Editor’s Note: This post is part 2 in The Enchanted World of Tantra, a blog series by Sandra Anderson exploring the many dimensions of the tantric path.

“Breathe into your toes . . . your liver . . . your sacrum. . . ” No doubt you have heard or given this kind of instruction in a yoga class. Of course we don’t literally breathe into anything other than the lungs, yet most people understand these instructions, and we dutifully bring mental awareness of the breath to the area of interest. We intuit something profound: the intimate connection between the breath, the mind, and the mysterious variable in the equation—prana.

Prana is the energy that sets our life in motion.

In this context, prana is succinctly defined as the “life force”—a special version of the cosmic intelligence that governs the sun and the stars, and the atoms in a rock, as well as the complex cells, organs, and mind of a human being. Imbued with consciousness, prana is the pillar supporting all the functions of the body and mind, from digestion and immunity to growth and cognition. Prana is the energy that sets our life in motion and empowers us to think, speak, and act.

When this creative energy is manifest, the tantrics refer to it as prana shakti, or just shakti. The unmanifest fundamental force of intelligence is called kundalini shakti. Together, prana shakti and kundalini shakti are the ultimate creative force of being—the Divine Mother.

Not Seeing the Forest for the Trees

Although we are prana shakti, it is so close that we fail to notice it—a classic case of not seeing the forest for the trees. As long as we are unaware of this power behind the momentum in our lives, we are mostly on autopilot, drifting along like an iceberg, at the mercy of deep unseen currents. The instinctive functions of embodied life and our mysterious mind operate below the level of our conscious attention, and often to our disadvantage.

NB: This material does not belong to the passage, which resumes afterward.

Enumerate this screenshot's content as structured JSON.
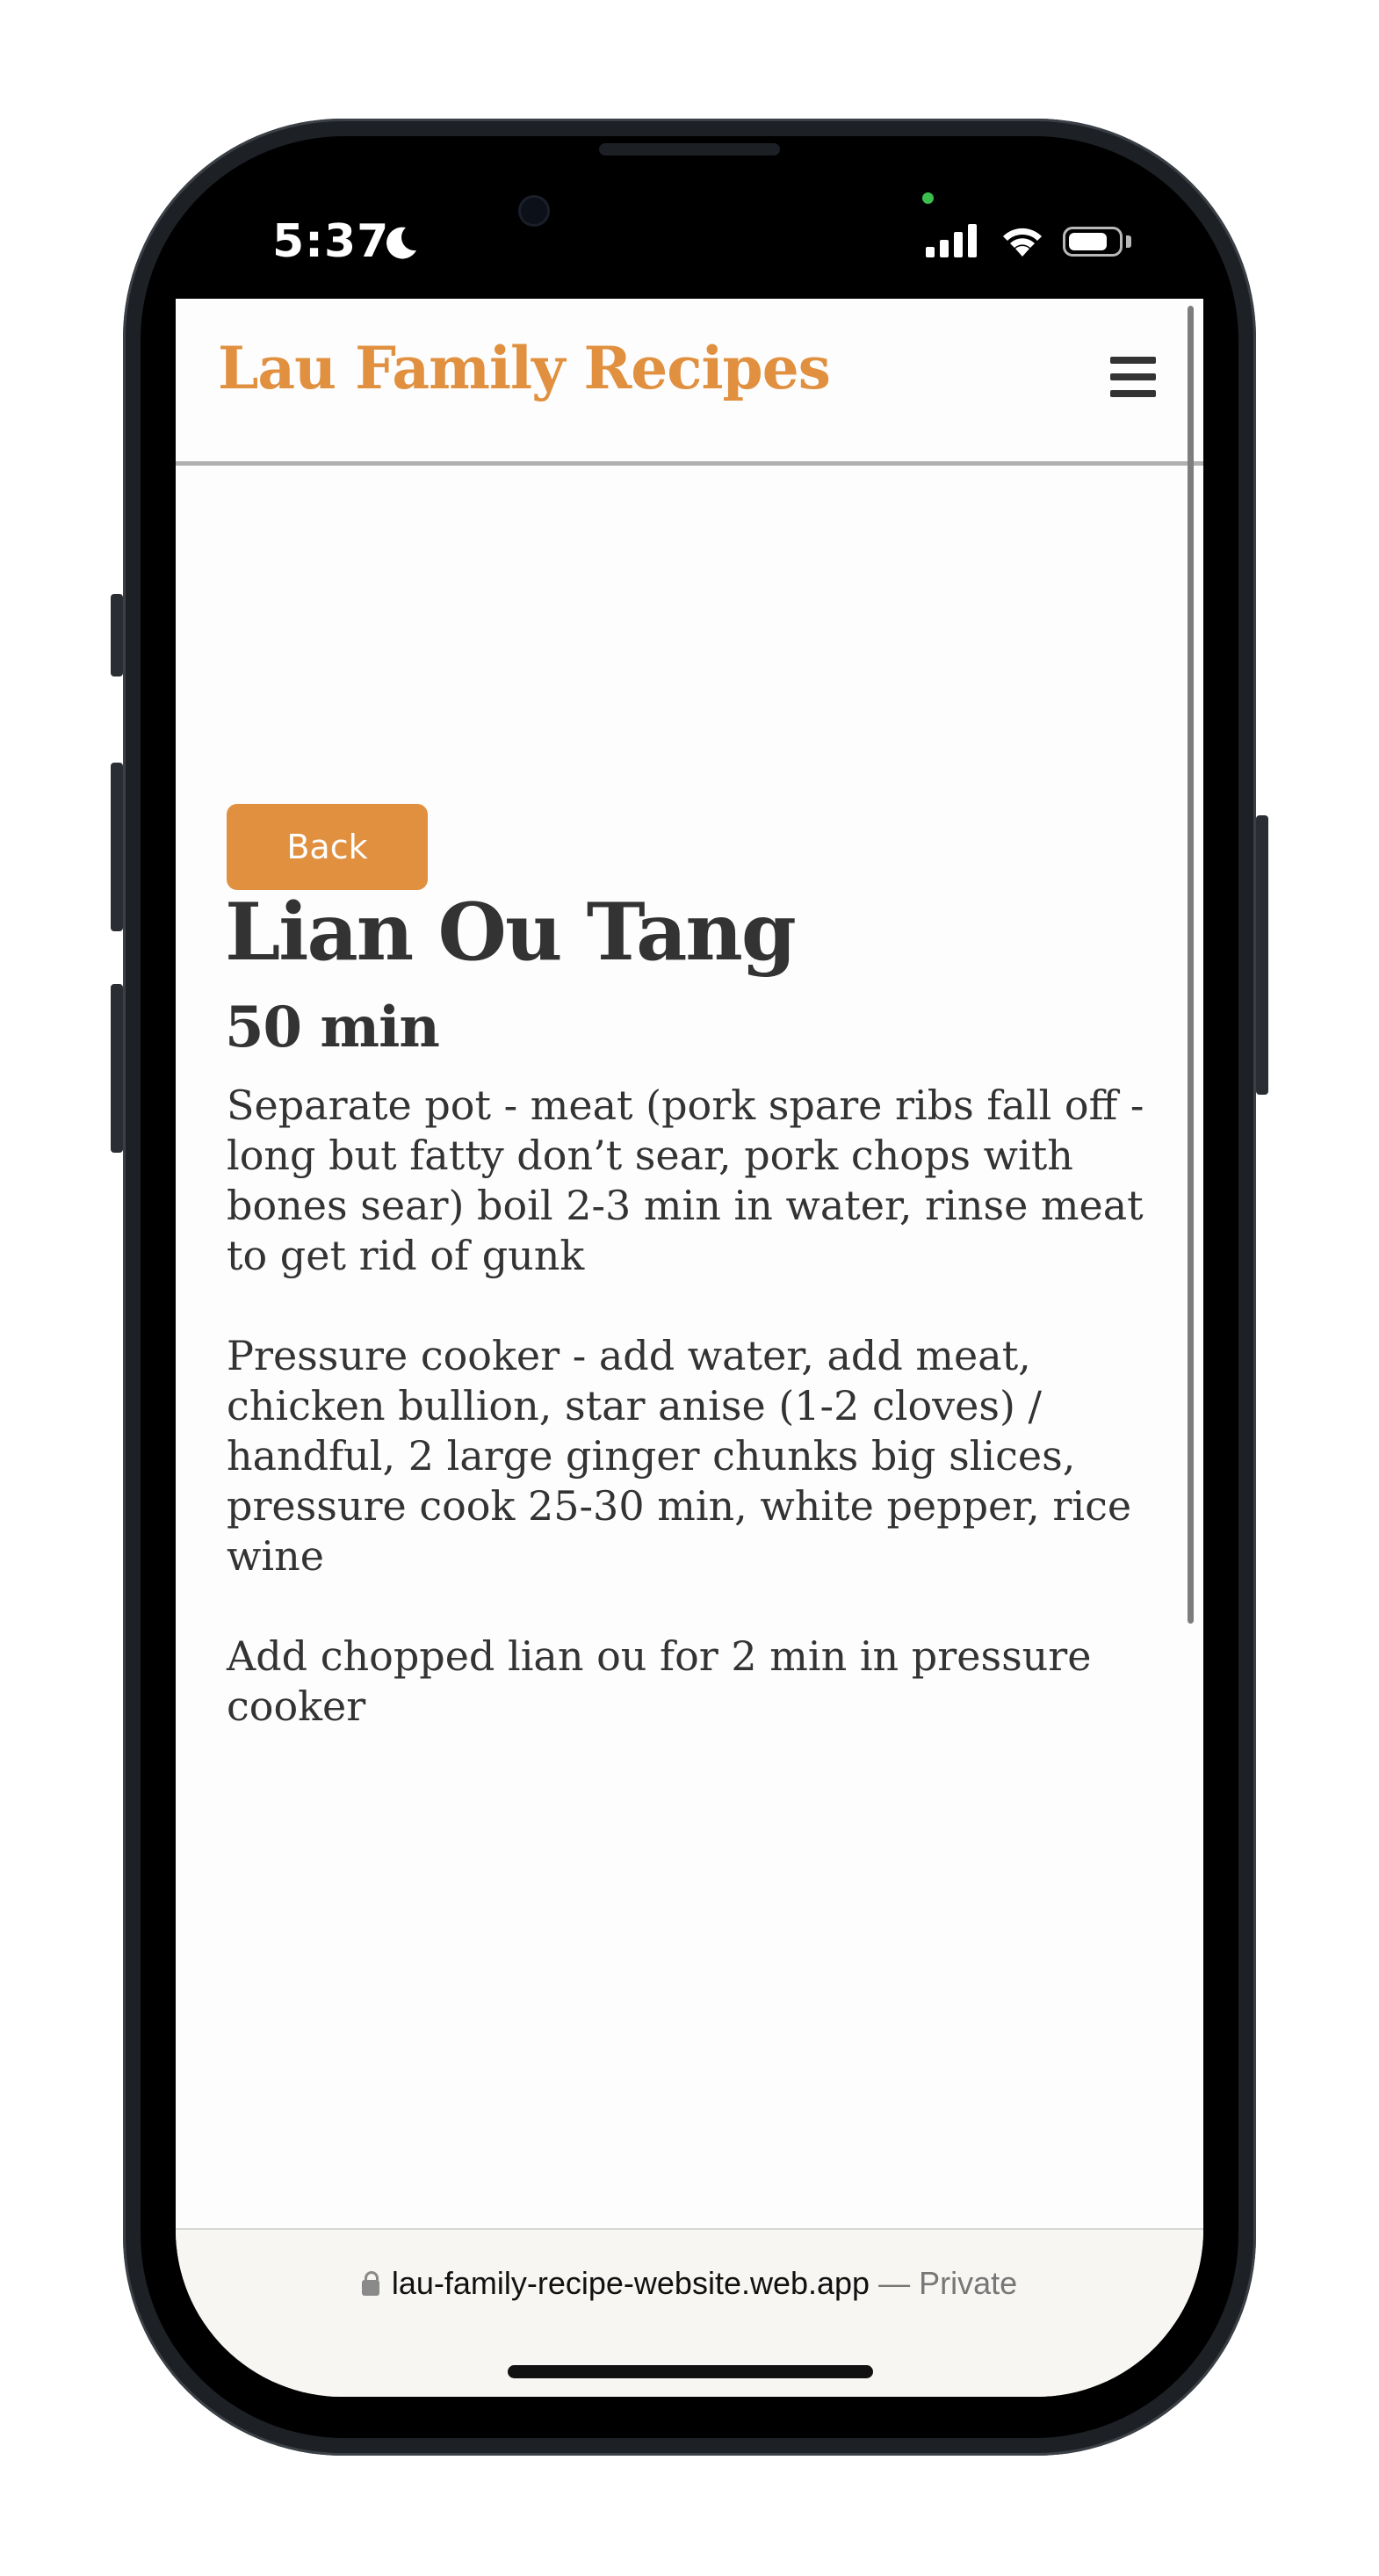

On a deeper level, our lack of conscious awareness results in what my teacher, Pandit Rajmani Tigunait, calls “missingness.” Others have called it an existential hunger or a longing for the divine. A sense of incompleteness and a lack of lasting, unconditional contentment haunt us as long as we identify exclusively with our personality, the roles we play in life, and the ephemeral outer world of the senses.

This is why simple yoga practices can be so powerful. The sense of well-being even a fledgling yoga student can feel from breathing into her toes is a fleeting moment of experiencing our essential perfect and complete nature—not defined by our previous experiences, expectations, or thoughts.

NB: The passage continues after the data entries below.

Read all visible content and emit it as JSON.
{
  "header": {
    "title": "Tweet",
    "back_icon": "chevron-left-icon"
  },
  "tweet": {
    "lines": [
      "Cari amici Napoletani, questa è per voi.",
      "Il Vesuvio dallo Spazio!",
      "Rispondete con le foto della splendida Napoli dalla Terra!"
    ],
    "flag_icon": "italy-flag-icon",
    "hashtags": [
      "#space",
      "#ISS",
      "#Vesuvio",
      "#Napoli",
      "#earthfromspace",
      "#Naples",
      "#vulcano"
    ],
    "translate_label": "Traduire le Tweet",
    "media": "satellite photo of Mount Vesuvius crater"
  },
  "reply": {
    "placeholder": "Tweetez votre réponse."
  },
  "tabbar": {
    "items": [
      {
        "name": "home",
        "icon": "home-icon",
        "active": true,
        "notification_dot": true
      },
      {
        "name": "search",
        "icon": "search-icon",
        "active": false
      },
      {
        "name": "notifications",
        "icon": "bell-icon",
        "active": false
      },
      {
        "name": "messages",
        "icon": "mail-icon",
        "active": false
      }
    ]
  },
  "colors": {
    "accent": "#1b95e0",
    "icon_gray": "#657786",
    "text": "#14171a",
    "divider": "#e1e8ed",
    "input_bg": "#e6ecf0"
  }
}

Linking Mind, Breath, and Body

The capacity to bring the mind and breath together in body awareness is the first step in exploring prana shakti. “The most tangible and identifiable movement of prana is the breath,” Pandit Tigunait writes in The Practice of the Yoga Sutra. When we breathe into our toes, our liver, or our sacrum, we are linking conscious awareness to the breath, becoming sensitive to the finer aspect of the breath—prana shakti.

Since our breathing patterns closely reflect the pranic patterns, paying attention to the breath can lead to awareness of the subtle life force at the core of our being. Prana and the breath are so closely related that the terms prana and breath are frequently used interchangeably in practice and in modern translations of Sanskrit texts. In fact, in many contexts, the Sanskrit words for “wind” and “air”—marut, vayu, and vata—are also translated as “prana” or “breath,” alluding to the tantric aphorism “yatha pindande, tatha brahmande” (as in the microcosm, so in the macrocosm).

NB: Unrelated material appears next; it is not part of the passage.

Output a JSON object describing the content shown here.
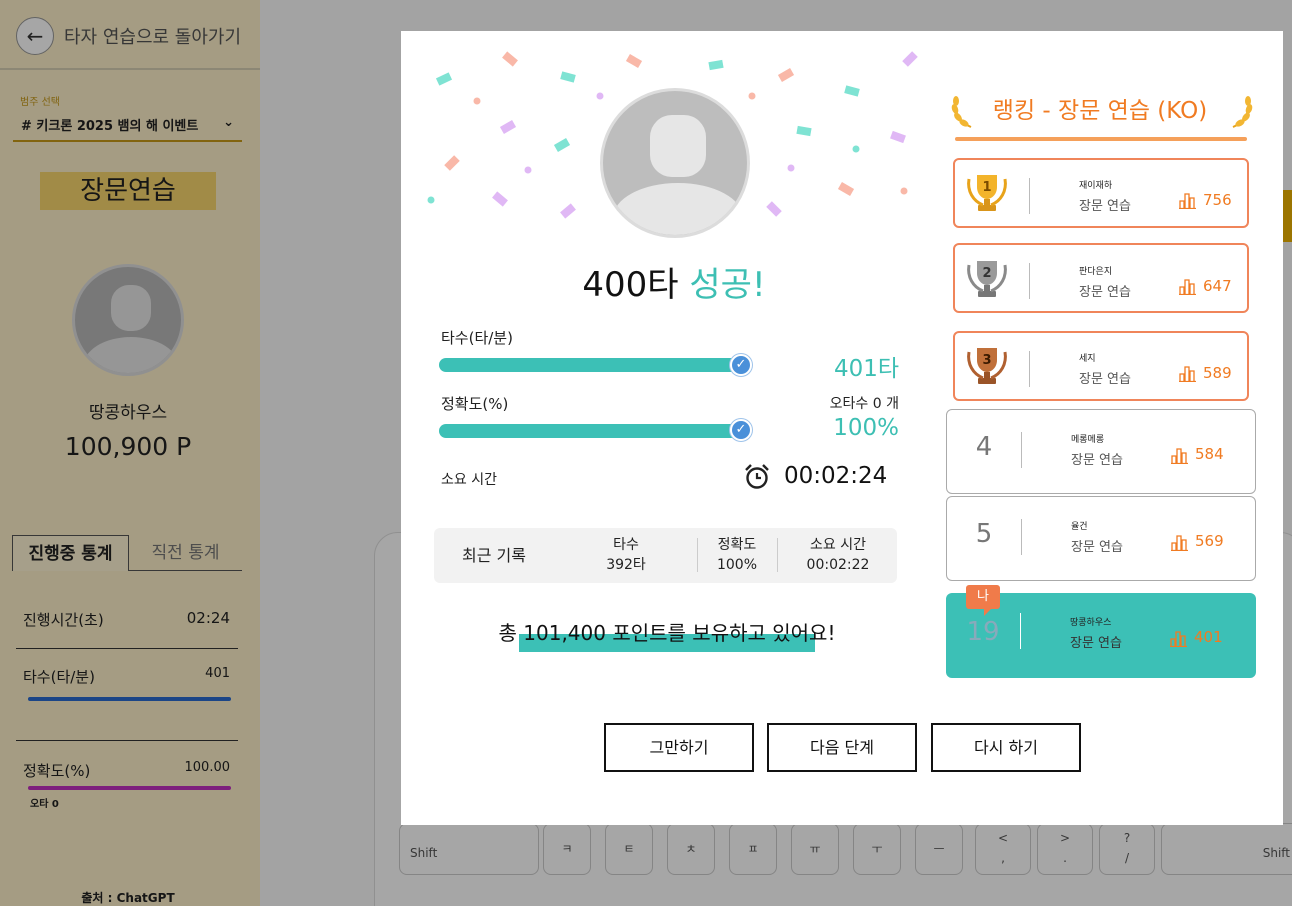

Linking our awareness of the flow of the breath to the body is a foundational practice of tantric yoga.

Based on this understanding of how prana shakti, the mind, the body, and the breath are interrelated, the tantrics developed many elegant techniques for acquiring both worldly and spiritual power. On the worldly end, tantric practices are traditionally used for purposes such as building prosperity, having a child, overcoming an affliction, or achieving victory in battle. Applied to spiritual goals, tantric practices lead to self-realization.

Linking our awareness of the flow of the breath to the body is a foundational practice of tantric yoga, bringing us into closer alignment with the deeper source of consciousness. This profound connection has the power to heal and restore balance to the body and the mind, giving expression to our true nature.

Enhancing and Harnessing Prana

To enhance and harness prana shakti and make the most effective use of the tantric practices, we need to understand the flow and operation of prana, and we need training to become sensitive to and conscious of pure beingness.

How does prana operate? How can we become aware of the subtle force behind breathing and thinking? Our next post in this series will look at the tantric anatomy of the subtle body and explore how to use it to empower ourselves at every level of our being.

More in this Series

The Enchanted World of Tantra